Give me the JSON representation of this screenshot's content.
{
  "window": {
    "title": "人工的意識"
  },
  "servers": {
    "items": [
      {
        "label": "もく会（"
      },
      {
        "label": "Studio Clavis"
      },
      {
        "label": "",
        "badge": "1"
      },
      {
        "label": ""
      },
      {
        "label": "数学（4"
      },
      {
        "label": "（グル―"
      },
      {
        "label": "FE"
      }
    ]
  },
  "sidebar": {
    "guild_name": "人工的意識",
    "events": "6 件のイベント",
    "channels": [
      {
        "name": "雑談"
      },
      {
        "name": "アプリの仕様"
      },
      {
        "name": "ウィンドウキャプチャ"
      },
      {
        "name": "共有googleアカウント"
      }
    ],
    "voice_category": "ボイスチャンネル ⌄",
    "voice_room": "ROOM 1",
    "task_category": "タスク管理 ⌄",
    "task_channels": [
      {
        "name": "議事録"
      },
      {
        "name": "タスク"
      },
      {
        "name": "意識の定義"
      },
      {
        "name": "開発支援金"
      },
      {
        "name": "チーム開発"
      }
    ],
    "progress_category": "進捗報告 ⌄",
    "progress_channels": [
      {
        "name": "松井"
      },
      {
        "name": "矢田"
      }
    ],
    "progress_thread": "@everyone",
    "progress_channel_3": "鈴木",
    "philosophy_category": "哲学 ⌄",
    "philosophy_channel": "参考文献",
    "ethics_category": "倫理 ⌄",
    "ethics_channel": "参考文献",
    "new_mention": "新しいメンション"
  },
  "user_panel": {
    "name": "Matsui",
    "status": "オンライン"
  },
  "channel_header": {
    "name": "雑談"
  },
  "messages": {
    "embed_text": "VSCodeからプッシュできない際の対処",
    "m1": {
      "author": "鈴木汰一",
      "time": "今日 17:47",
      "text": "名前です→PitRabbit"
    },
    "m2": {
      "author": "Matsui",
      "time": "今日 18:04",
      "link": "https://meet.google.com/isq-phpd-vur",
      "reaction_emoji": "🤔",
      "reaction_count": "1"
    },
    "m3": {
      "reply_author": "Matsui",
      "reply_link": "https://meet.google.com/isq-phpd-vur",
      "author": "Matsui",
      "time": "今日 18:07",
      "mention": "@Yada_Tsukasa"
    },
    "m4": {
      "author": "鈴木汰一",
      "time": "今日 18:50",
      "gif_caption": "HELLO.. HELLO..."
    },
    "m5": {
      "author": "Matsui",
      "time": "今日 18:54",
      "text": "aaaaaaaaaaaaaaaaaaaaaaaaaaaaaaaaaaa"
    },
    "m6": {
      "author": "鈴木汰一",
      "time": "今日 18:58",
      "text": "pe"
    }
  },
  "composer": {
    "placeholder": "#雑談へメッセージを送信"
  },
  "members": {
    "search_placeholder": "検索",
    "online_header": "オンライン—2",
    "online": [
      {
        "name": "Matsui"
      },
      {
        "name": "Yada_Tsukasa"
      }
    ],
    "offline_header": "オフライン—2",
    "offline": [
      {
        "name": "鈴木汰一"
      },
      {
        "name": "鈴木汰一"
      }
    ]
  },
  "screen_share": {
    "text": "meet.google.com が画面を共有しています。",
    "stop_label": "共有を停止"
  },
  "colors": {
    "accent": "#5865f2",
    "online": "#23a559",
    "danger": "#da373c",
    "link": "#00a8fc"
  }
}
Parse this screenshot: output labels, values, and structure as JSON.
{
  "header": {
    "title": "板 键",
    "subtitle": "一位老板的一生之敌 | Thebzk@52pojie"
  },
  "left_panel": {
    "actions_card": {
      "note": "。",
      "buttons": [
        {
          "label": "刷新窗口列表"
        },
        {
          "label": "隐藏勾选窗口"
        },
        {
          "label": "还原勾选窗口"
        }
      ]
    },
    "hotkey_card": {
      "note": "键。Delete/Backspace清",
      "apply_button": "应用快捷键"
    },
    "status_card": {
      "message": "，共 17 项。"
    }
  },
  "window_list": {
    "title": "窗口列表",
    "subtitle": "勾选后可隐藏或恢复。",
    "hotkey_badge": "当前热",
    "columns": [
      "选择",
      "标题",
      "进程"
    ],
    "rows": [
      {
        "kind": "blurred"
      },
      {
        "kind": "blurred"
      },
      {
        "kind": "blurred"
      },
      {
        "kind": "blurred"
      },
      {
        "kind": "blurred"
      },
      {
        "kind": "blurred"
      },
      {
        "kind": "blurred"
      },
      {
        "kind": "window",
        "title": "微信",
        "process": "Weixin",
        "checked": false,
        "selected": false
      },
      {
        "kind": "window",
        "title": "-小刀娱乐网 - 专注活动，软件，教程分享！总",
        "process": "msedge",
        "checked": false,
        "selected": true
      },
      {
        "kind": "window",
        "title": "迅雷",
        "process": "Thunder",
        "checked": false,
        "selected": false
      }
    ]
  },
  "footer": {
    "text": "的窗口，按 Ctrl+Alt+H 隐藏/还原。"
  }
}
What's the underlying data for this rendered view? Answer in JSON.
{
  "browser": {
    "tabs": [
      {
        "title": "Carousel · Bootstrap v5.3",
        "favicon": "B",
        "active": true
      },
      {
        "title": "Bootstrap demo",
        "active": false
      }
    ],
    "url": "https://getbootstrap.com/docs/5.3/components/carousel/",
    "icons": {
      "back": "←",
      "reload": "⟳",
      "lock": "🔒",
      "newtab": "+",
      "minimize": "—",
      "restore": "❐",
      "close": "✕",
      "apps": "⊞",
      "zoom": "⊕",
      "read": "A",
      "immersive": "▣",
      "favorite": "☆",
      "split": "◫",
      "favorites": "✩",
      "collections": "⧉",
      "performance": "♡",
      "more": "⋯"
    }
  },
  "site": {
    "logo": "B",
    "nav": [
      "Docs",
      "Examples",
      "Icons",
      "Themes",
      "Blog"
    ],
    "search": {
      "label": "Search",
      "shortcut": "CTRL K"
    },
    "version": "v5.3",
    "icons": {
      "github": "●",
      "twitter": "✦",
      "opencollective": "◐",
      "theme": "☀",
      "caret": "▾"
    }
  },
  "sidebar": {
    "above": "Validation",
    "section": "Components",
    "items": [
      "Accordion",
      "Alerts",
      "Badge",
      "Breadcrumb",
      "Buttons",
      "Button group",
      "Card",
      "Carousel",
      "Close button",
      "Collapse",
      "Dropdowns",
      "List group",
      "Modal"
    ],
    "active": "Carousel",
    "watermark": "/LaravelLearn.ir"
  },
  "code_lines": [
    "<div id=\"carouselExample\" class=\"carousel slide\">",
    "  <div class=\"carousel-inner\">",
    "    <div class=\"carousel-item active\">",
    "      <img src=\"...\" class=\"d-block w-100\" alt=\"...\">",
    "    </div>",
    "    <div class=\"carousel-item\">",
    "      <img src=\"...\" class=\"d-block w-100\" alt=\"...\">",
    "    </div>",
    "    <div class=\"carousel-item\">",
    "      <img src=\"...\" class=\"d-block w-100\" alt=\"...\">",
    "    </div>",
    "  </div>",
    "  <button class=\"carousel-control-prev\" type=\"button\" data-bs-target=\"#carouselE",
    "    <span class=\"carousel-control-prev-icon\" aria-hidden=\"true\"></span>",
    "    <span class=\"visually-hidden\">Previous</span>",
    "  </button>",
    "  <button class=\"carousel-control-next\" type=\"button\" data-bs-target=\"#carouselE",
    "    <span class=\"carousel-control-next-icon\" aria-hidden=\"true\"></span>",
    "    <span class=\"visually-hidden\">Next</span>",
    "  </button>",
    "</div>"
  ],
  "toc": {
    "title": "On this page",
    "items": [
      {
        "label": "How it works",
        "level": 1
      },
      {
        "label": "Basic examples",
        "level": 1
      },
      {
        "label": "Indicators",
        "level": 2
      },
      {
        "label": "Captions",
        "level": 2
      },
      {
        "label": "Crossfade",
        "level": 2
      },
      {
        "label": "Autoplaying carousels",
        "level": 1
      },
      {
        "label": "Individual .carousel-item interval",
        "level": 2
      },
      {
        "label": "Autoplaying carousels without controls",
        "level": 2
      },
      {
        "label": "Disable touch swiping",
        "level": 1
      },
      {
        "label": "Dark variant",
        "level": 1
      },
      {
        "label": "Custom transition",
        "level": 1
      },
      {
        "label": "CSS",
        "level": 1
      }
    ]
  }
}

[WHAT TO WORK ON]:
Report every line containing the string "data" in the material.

[REPLY]:
What's the underlying data for this rendered view? Answer in JSON.
    "  <button class=\"carousel-control-prev\" type=\"button\" data-bs-target=\"#carouselE",
    "  <button class=\"carousel-control-next\" type=\"button\" data-bs-target=\"#carouselE",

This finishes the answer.